Complexities of Indigenous Representation Retreat at Yale University

December 21, 2022

An intimate gathering of seven Yale University organizations and cross-collection institutions revealed an untapped vitality of staff, faculty, curators, and students invested in understanding the complexities of Indigenous representation in exhibit development. Together they shared their insights into this field which calls upon greater care for collaborative initiatives and curatorial needs. Organized by Dr. Royce K. Young Wolf and sponsored by the Yale University Art Gallery, Yale Peabody Museum, Yale Group for the Study of Native America, and the Department of the History of Art, the retreat invited guests to share personal experiences and expertise and will serve as the first of other events to identify stakeholders, needs, and key variables for the creation of guidelines, standards, and best practices for Indigenous representation in the museum and gallery fields at Yale.

Dr. Young Wolf, along with the retreat’s conversation leaders, crafted a socially and culturally safe space to foster the sharing of personal experiences and generative conversations about the impacts of Indigenous representations unique to the history of Yale and the types of collections stewarded on campus. Community members from local Native American and Indigenous groups shared their insights about the retreat goals and to aid the group in reflecting on what it means to truly develop and maintain respectful relationships between non-Indigenous institutions and Indigenous peoples.

Regional and National directors of Indigenous museums and art initiatives led conversations, sharing examples of their community-driven projects and institutions. Joshua Carter (Director of the Mashantucket Pequot Museum and Research Center), Karl Duncan (Executive Director of the Poeh Cultural Center and Museum), and Candice Hopkins, (Executive Director of the Forge Project) sparked a reflective process expanding the vision of rematriation and decolonization at Yale. Each assisted in leading conversations focused on how a prioritization of community reshapes exhibit development and collaborative efforts for Indigenous representation in multiple areas of curatorial and administrative care.

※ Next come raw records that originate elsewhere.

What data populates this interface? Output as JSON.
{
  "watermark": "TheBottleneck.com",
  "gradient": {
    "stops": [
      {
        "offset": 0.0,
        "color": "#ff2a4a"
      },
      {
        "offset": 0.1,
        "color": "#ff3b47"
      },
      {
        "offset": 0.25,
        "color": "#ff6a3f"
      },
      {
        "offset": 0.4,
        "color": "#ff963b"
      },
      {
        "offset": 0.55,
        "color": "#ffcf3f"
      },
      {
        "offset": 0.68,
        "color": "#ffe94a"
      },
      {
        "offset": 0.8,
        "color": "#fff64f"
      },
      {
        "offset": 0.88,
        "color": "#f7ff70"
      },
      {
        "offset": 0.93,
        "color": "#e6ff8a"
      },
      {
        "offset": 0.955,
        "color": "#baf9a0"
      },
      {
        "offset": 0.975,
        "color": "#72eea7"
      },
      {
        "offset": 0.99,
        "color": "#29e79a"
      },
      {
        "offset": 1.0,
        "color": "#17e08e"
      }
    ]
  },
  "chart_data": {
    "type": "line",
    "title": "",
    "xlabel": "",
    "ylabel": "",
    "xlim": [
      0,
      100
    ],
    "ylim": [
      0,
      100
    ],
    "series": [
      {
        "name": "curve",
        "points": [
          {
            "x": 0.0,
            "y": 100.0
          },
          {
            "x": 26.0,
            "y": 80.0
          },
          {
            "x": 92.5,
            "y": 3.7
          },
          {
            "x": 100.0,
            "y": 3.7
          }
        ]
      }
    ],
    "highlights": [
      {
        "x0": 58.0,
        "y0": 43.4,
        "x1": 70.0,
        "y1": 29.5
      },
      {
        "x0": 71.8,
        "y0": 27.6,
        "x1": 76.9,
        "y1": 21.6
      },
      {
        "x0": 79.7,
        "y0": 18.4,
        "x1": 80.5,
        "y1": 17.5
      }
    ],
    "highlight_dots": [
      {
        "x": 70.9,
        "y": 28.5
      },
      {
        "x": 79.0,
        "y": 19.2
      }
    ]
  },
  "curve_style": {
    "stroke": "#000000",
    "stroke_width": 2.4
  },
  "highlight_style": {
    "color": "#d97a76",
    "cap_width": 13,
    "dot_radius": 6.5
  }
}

Students, faculty, and staff shared a wealth of their experiences at Yale to identify how a lack of guidelines and best practices for Indigenous representation in the exhibit and collection fields have impacted the outcomes of their work and perspectives at Yale. This gathering could not have been possible without their investment and strength to be present through very sensitive conversations about misrepresentation and failures of inclusion and action by various historical and contemporary entities at Yale.

The retreat resulted in the development of recommendations to begin drafting guidelines, standards, and best practices for Indigenous representation in these fields, and to direct community outreach at and beyond Yale to garner feedback from stakeholders who could not be present at the retreat. Future events include a public education program in February 2023 hosted by the YUAG to introduce the recommendations and efforts to draft such guidelines, as well as the next retreat focused on Indigenous Representation and Wellness in the Arts in April 2023.

There are many cross-collection efforts that are ongoing at Yale University to address the sensitivities and unique needs of Indigenous representation, cultural standards, community outreach and engagement, and the variety of collections on campus and beyond. This retreat is not the first gathering of its kind, nor the last. While the experiences shared were heartfelt and emotionally heavy, together we focused on solutions and stories of success and humor.

Maacagiraac agitiwa ‘many thanks’ to all those who gave their support and voice to these efforts and the needs for the future events to assist in developing guidelines and best practices for Indigenous Representation and collaborative initiatives at Yale.